The SDG 11 aims to make cities inclusive, safe, resilient and sustainable.
According to the United Nations Statistics Division, over 90 per cent of COVID-19 cases are occurring in urban areas, with the 1 billion residents of the world’s densely populated slums being hit the hardest.
Even before the coronavirus, rapid urbanization meant that 4 billion people – over half of the global population – in the world’s cities faced worsening air pollution, inadequate infrastructure and services, and unplanned urban sprawl. Successful examples of containing COVID-19 demonstrate the remarkable resilience and adaptability of urban communities in adjusting to new norms.
Cities will emerge from the pandemic, but whether they are prepared for the next crisis will depend on how much they can advance data-driven inclusive and sustainable urban development.
The SDG 11 aims to:
The most pressing challenges facing cities today:
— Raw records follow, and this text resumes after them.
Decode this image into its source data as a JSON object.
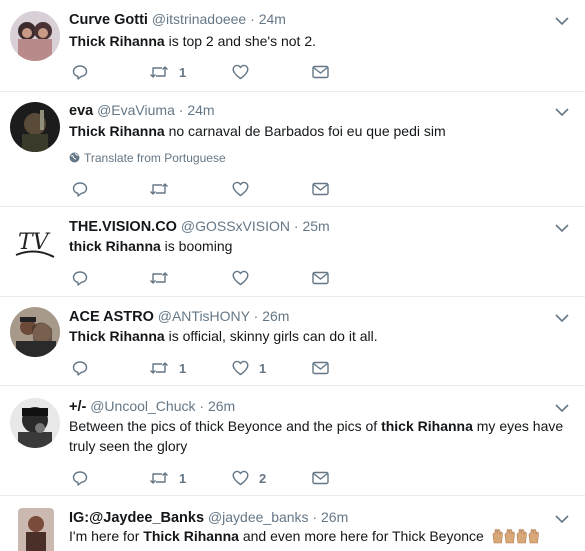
{
  "tweets": [
    {
      "name": "Curve Gotti",
      "handle": "@itstrinadoeee",
      "sep": "·",
      "time": "24m",
      "text_bold": "Thick Rihanna",
      "text_rest": " is top 2 and she's not 2.",
      "retweets": "1",
      "likes": ""
    },
    {
      "name": "eva",
      "handle": "@EvaViuma",
      "sep": "·",
      "time": "24m",
      "text_bold": "Thick Rihanna",
      "text_rest": " no carnaval de Barbados foi eu que pedi sim",
      "translate": "Translate from Portuguese",
      "retweets": "",
      "likes": ""
    },
    {
      "name": "THE.VISION.CO",
      "handle": "@GOSSxVISION",
      "sep": "·",
      "time": "25m",
      "text_bold": "thick Rihanna",
      "text_rest": " is booming",
      "retweets": "",
      "likes": ""
    },
    {
      "name": "ACE ASTRO",
      "handle": "@ANTisHONY",
      "sep": "·",
      "time": "26m",
      "text_bold": "Thick Rihanna",
      "text_rest": " is official, skinny girls can do it all.",
      "retweets": "1",
      "likes": "1"
    },
    {
      "name": "+/-",
      "handle": "@Uncool_Chuck",
      "sep": "·",
      "time": "26m",
      "text_pre": "Between the pics of thick Beyonce and the pics of ",
      "text_bold": "thick Rihanna",
      "text_rest": " my eyes have truly seen the glory",
      "retweets": "1",
      "likes": "2"
    },
    {
      "name": "IG:@Jaydee_Banks",
      "handle": "@jaydee_banks",
      "sep": "·",
      "time": "26m",
      "text_pre": "I'm here for ",
      "text_bold": "Thick Rihanna",
      "text_rest": " and even more here for Thick Beyonce",
      "emoji": "clapping-hands-x4",
      "retweets": "",
      "likes": ""
    }
  ],
  "colors": {
    "name": "#14171a",
    "secondary": "#657786",
    "divider": "#e6ecf0",
    "icon": "#657786"
  }
}
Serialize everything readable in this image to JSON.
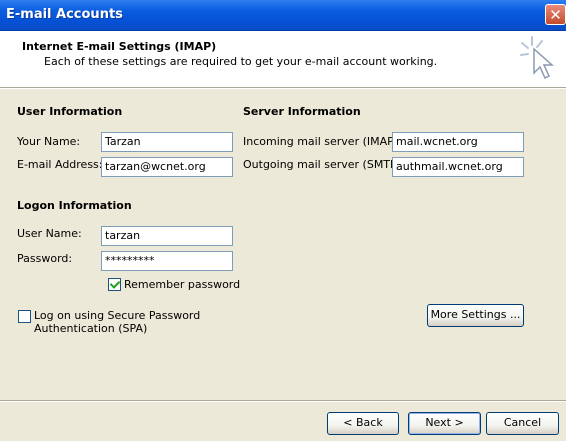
{
  "window": {
    "title": "E-mail Accounts",
    "close_symbol": "✕"
  },
  "header": {
    "title": "Internet E-mail Settings (IMAP)",
    "subtitle": "Each of these settings are required to get your e-mail account working."
  },
  "user_info": {
    "heading": "User Information",
    "name_label": "Your Name:",
    "name_value": "Tarzan",
    "email_label": "E-mail Address:",
    "email_value": "tarzan@wcnet.org"
  },
  "server_info": {
    "heading": "Server Information",
    "incoming_label": "Incoming mail server (IMAP):",
    "incoming_value": "mail.wcnet.org",
    "outgoing_label": "Outgoing mail server (SMTP):",
    "outgoing_value": "authmail.wcnet.org"
  },
  "logon_info": {
    "heading": "Logon Information",
    "username_label": "User Name:",
    "username_value": "tarzan",
    "password_label": "Password:",
    "password_value": "*********",
    "remember_label": "Remember password",
    "remember_checked": true,
    "spa_label_line1": "Log on using Secure Password",
    "spa_label_line2": "Authentication (SPA)",
    "spa_checked": false
  },
  "buttons": {
    "more_settings": "More Settings ...",
    "back": "< Back",
    "next": "Next >",
    "cancel": "Cancel"
  }
}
The aim of the cities of the future should be to create a variety of undisturbed terrestrial and aquatic habitats in the urban environment, connected by corridors for animal migration and seed distribution.
Green roofs, ordinary parks, private gardens and green facades could provide additional space for animals and plants.
Investing in parks and green spaces in urban areas will help to ameliorate the urban heat island effect and improve air quality in urban spaces.
Policies and programmes that better support underserved populations, improve systems for participatory urban planning and decision-making are critical.